Pre-seed fintech firm Financial Venture Studio closes on debut fund to build on legacy of top investments

Fintech has come into its own the past few years. Once an area of investment widely derided and avoided by VCs due to its regulated nature and entrenched incumbents, fintech has now emerged as one of the most popular categories for investment, buttressed by multiple, multi-billion dollar exits in just the past year like Plaid, CreditKarma, and Galileo.

Yet, building fintech apps and systems still requires a lot of finesse. There are those pesky regulations that make a cold start difficult for a fintech startup, and for founders, getting their feet through the doors of legacy financial institutions can be a major barrier to entry.

Financial Venture Studio wants to bridge the gap between a founder with an idea and the actual reality of getting a fintech startup into the market.

It’s a new firm, but one that is building on an extended legacy as one of the most influential early investors in financial services.

Ryan Falvey and Tyler Griffin founded the firm in 2018. They first worked together at the Financial Solutions Lab (FSL), which was a startup-focused incubator developed by the non-profit Center for Financial Services Innovation and funded by JPMorgan Chase. Falvey founded the lab to extend digital financial services into more areas of the economy, along the way funding such heavyweights as Digit, Nova Credit, Even, Dave, and Point.

Falvey and Griffin spun out of the program to build their own venture firm, with the goal of capturing the same spirit of helping founders make connections and accelerating their way through the thicket of challenges in fintech. Falvey has a background in banking having worked at Silicon Valley Bank, while Griffin co-founded Prism Money before joining FSL and eventually leaving to start the Financial Venture Studio.

Today, the firm announced the closing of their $13 million debut fund, which was funded by a wide number of financial institutions.

Financial Venture Studios’ Shannon Austin, Ryan Falvey, advisor Tom Brown, and Tyler Griffin. Photo via FVS

“We joked around that we should have called it, ‘Too Early Capital’ because you encounter these companies right when you can tell that they have an idea, some product,” Falvey said. “If the team is working on something and we just really know fintech really well, we can say, ‘Hey, we can bring a bunch of these other resources to the table earlier in your life cycle than is common, and hopefully accelerate their growth.’“

Falvey said that fintech, perhaps unlike some other categories, requires unique specialization from investors early on to be effective. “The problem is, you still need to follow the rules, and you’re still operating in the United States, which is a very complex and very expensive market,” he said. “Our ideal models are coming in at the pre-seed and taking them straight to series A.”
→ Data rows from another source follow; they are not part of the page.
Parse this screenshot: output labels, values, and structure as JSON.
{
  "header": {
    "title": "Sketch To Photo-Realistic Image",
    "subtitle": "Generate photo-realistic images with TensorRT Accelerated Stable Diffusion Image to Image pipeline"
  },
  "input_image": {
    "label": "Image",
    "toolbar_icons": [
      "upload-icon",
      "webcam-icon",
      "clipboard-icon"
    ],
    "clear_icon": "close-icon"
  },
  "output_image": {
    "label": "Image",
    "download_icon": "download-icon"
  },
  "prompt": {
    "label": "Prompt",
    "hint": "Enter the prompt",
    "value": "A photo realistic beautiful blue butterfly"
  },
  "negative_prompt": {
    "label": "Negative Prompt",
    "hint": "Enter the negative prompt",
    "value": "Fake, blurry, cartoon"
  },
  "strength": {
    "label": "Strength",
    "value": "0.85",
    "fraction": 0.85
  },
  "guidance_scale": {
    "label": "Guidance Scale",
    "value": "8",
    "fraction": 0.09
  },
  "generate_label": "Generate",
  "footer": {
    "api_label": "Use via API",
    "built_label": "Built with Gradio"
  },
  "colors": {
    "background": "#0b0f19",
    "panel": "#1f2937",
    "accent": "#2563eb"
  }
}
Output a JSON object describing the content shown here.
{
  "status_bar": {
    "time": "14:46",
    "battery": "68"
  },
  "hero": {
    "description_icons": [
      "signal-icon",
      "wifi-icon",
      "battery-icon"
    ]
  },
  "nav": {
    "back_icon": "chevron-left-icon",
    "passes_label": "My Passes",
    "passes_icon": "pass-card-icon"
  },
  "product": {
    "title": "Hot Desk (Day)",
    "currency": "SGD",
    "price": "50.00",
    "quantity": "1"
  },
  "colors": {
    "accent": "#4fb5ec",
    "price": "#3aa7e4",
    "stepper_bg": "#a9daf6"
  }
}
Fintech is the name of the game here, and there aren’t too many no-gos for the team within that broad category. I asked about cryptocurrencies and blockchain, and Falvey said that “we’re desperate to do a crypto deal.”

The firm is mostly focused on startups targeting the U.S. market, which can include international startups that are looking to launch or expand locally. Falvey says that the average first check size is $100,000, and that “we want to be providing a degree of support that kind of goes above and beyond.” The firm often makes follow-on investments as startups scale up and find market traction.

Given the amount of previous investment in the space, I was curious how Falvey sees the opportunities today in fintech. He said, “I think a lot of institutions are starting to think, especially in the post-COVID world, very differently about how they develop product, how they deploy it, how they support their staff and employees, which is going to open up a lot of new opportunities for fintech providers there as well.”

We talked a bit about diversity, which while certainly a problem in tech in general, is particularly acute in financial services. Falvey says that for many companies in financial services, one of their first lessons is just how much more diverse their consumers are than their own teams. “It is a user base that is more female, more black and brown, and less coastal than is common in technology,” he said. He notes that startups often learn the need for diversity early in order to communicate better with different consumers. He also pointed out that diversity was a topic brought up by LPs quite consistently.

Already, the firm has made 18 early investments across three “cohorts” and also has made some late-stage investments into a handful of their former startups at the Financial Solutions Lab. Among its first investments have been Everlance, Anvil, Roger, and HoneyBee.